How will my manager respond?
From day 1 of a candidate’s job search, we encourage everyone to imagine how they would feel about resigning. Handing in your resignation is a daunting task and persuasion tactics from both a current employer and prospective employer, for the majority, will be an overwhelming and sometimes intimidating process. There are pros and cons for accepting any offer and no decision should ever be taken lightly. It all boils down to a candidate’s motivations for leaving: If one is seeking progression and development, and the counter-offer includes being offered the career step they have been dreaming of, why wouldn’t they choose to accept it?
Surely more money is better?
Salary amendments are often the first step employers will consider when faced with an employee resigning. An increase in salary may feel like a win for an employee but this can often be a short-term reflection and more deep-rooted problems in the workplace can rarely be resolved with just a pay-rise. Many employees also feel that this gesture is “too little, too late” and the main question to consider is why did your resignation have to act as the catalyst? This may evidence that you had been underpaid previously. At the other end of the spectrum, the financial gain of accepting a counter-offer may seem initially tempting but this may result in someone being overpaid compared to market rate. If you consider moving again in the future, your salary may not correctly reflect your value.

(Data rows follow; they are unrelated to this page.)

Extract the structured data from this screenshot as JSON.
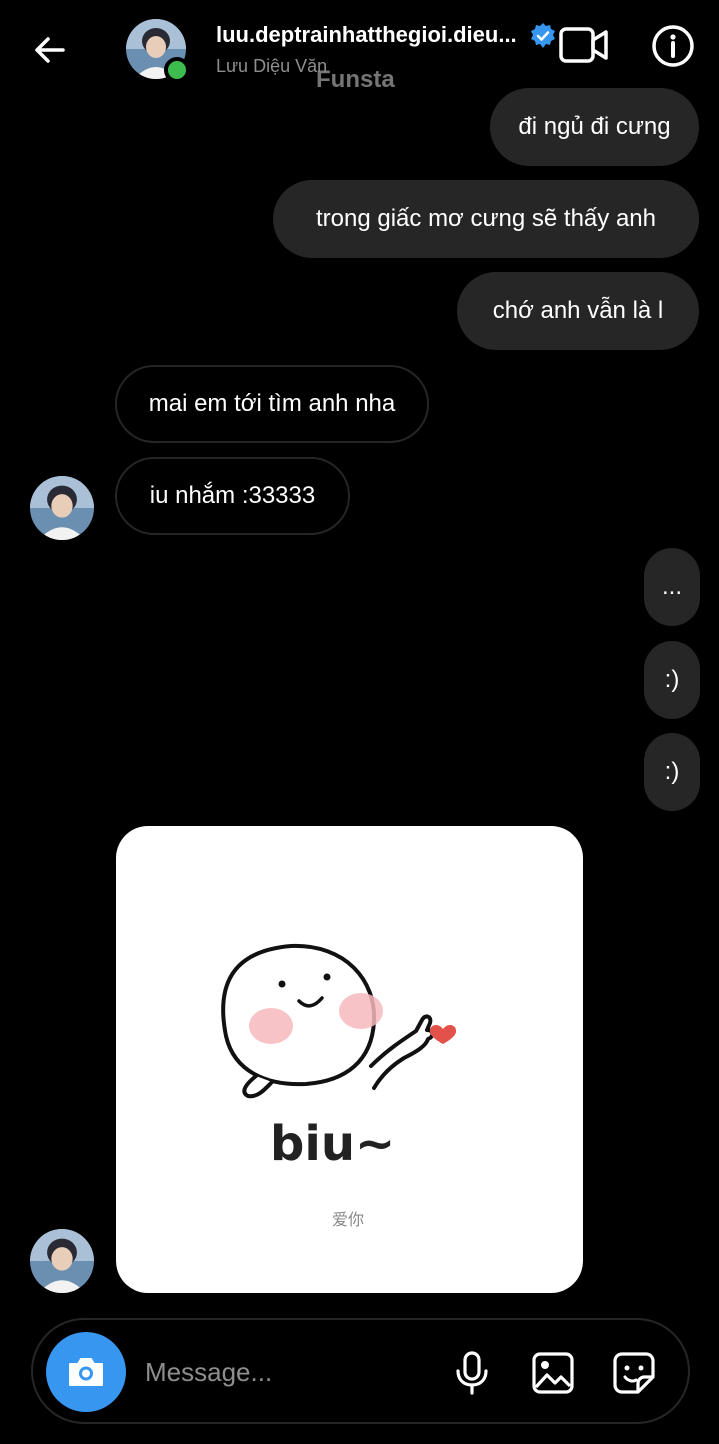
{
  "header": {
    "username": "luu.deptrainhatthegioi.dieu...",
    "fullname": "Lưu Diệu Văn",
    "watermark": "Funsta"
  },
  "messages": [
    {
      "side": "sent",
      "text": "đi ngủ đi cưng"
    },
    {
      "side": "sent",
      "text": "trong giấc mơ cưng sẽ thấy anh"
    },
    {
      "side": "sent",
      "text": "chớ anh vẫn là  l"
    },
    {
      "side": "received",
      "text": "mai em tới tìm anh nha"
    },
    {
      "side": "received",
      "text": "iu nhắm :33333"
    },
    {
      "side": "sent",
      "text": "..."
    },
    {
      "side": "sent",
      "text": ":)"
    },
    {
      "side": "sent",
      "text": ":)"
    }
  ],
  "sticker": {
    "text": "biu~",
    "subtext": "爱你"
  },
  "composer": {
    "placeholder": "Message..."
  },
  "colors": {
    "background": "#000000",
    "sent_bubble": "#262626",
    "accent": "#3797f0",
    "online": "#3ebd4f",
    "verified": "#3797f0"
  },
  "icons": [
    "back-arrow-icon",
    "verified-badge-icon",
    "video-call-icon",
    "info-icon",
    "camera-icon",
    "microphone-icon",
    "gallery-icon",
    "sticker-icon"
  ]
}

Who will replace me?
Recruiting someone to replace the person leaving is both a timely and costly task to an employer. To avoid this nuisance, many employers will offer the world; something that can be a tempting proposition. Emotional tactics may also come into play; as much as we would like to believe the world would stop turning without us, we are all replaceable.
Will I be at risk in the future?
Accepting a counter-offer will rarely mend the factors that drove you to look for a new job in the first place. Emotions may continue to run high if someone chooses to stay and, despite a counter-offer acceptance and the subsidence of initial anxieties, the trust will inevitably diminish. You may experience feelings of suspicion and resentment from your boss and your future loyalty may be questioned. You may also feel in a vulnerable position if your firm looks at making internal restructures.
What if I make the wrong decision?
Around 70% of those who have accepted a counter-offer find themselves back on the market, and still searching for that change 6 months later. The bottom line to be considered is: Are you truly happy working for someone who only recognises your talent when they are about to lose you?